(Originally published in the November 6, 2010 issue of The
Blood-Horse magazine. Feel free to share your own thoughts and
the bottom of the column.)
While watching Zenyatta run the Lady’s Secret Stakes (gr. I) on television Oct. 2, I had my 10-year-old niece on the phone, acting as her play-by-play announcer.
“Zenyatta broke cleanly,” I intoned. “She’s running in last position, but that’s normal for her. She’s chugging right along, behind the four others. OK, she’s nearing the far turn. She’s igniting her engines. She’s passed one horse. She’s passed two horses. She’s up to the third.” My voice intensified. “The lead horse, Switch, is running full out now. Zenyatta is into the lane, and she has a couple lengths to make up yet. Switch is still ahead. Zenyatta is charging. ‘Go, Zen, go! Come on, Z!’ The wire has to be coming up. Go, Zenyatta, goooo!”
I’m screaming now. My heart’s pounding. My husband, normally a rather indifferent observer, is yelling encouragement. Even the beagle is howling. I collapse, spent, onto the sofa, and hear my niece calling, “Aunt Susan, did she win? Did she win? Did she win? Aunt Susan?”
Did she ever!
The next day I read Steve Haskin’s declaration that there are no words left to describe Zenyatta. The adjectives are all used up. Like the last shake from a ketchup bottle. The last desperate squeeze of a tube of toothpaste. Or the final licks of ice cream in the Ben and Jerry’s carton. Perhaps it’s fitting. Zenyatta is worthy of much more than adjectives. She requires metaphors.

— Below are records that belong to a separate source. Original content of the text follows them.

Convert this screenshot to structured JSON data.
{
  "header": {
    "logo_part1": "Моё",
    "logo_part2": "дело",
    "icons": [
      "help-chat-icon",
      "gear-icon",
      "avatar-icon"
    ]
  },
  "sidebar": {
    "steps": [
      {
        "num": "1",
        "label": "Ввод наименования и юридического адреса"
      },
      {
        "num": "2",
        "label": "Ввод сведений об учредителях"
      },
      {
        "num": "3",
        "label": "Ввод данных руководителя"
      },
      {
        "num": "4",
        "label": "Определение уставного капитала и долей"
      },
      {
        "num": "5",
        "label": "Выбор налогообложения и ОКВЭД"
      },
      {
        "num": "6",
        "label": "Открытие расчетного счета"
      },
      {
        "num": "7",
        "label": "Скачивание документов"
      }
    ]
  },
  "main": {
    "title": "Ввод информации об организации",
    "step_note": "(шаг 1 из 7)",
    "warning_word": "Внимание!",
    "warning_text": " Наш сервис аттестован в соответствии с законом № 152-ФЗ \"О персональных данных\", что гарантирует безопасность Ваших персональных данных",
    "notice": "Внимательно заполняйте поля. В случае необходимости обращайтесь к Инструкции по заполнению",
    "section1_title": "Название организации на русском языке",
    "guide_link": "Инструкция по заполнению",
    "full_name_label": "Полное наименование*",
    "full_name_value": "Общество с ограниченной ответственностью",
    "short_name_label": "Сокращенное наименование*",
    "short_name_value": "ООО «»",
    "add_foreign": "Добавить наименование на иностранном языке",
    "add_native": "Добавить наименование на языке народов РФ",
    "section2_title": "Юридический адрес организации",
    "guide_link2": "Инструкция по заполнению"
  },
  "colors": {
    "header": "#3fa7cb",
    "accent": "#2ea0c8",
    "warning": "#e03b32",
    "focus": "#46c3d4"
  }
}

Like, Zenyatta is a thrill ride. She is the ride we come to the park to experience. The tallest, longest, fastest of them all. Although Mike Smith sits astride her back, we’re riding her, too, blood pumping, heart pounding. Watching Zenyatta cruise along the backstretch, loping almost lazily, anticipation churns in our guts just as on the roller coaster that climbs that first steep hill or the drop-zone chairs that lumber their way to the top of the skyscraping pole. Zenyatta jolts us into the thrill of the moment as she accelerates into the far turn. We’re flying on the rails with her, laughing and screaming, feeling our hearts in our throats. We’re exhilarated, then spent, as she cruises to a stop. We long to get back on again.
Zenyatta is a haunted house at Halloween. We tune in eagerly for her races, all the while biting our nails and covering our eyes. She creates the tingly fear that stands our hair on end and raises goosebumps. Her races are not for the fainthearted. She should come with a warning for pregnant women and people with heart conditions. We will quake and quiver. But it’s a deliberate encounter with her fearsome stature and power; we want to feel frightened. We’re willing to be tested—our stamina, our mettle—because we know we’ll be all right at the end. Zenyatta will win, and we’ll survive the experience to repeat it next time. In fact, we’ll look forward to it.
Minus the expenses, Zenyatta is a trip to Paris, France, or Florence, Italy. We easily expend a roll of film on her. To look at her, to study her lines and curves, is to wonder at the artistic masterpieces that grace the Louvre or the Galleria dell’Accademia; to gape at the flawless perfection of the voluptuous Venus de Milo or Michelangelo’s stunningly muscled David. Zenyatta’s 17-hand height, her strong, defined shoulder, and robust hindquarters are art and architecture, ambience and culture. She is testament to her provenance; she is the paragon of her kind. Like Paris itself, Zenyatta doesn’t disappoint.
And Zenyatta is even a sensual experience. She is the femme fatale in each encounter. Before each contest, she teases admirers and adversaries alike with the allure of her prancing and strutting. She gazes at her onlookers with pride and confidence in her ability and her appearance. As we experience her ambition, her drive, her physical exertion in the stretch, we revel in the rocking motion of her long strides and the explosiveness of her relentless finish. She is beauty, brains, and power.
Do I exaggerate? I may. But I’m willing to bet, in your own experiences of Zenyatta, you’ve shared in at least one of these scenarios. In her presence we are thrill seekers. Risk takers. Adrenaline junkies. Admirers and lovers. She may be beyond words, but we are not. Thanks, Zenyatta, for being a thrill in our lifetimes.
Susan Hayden Kennedy is a high school English teacher.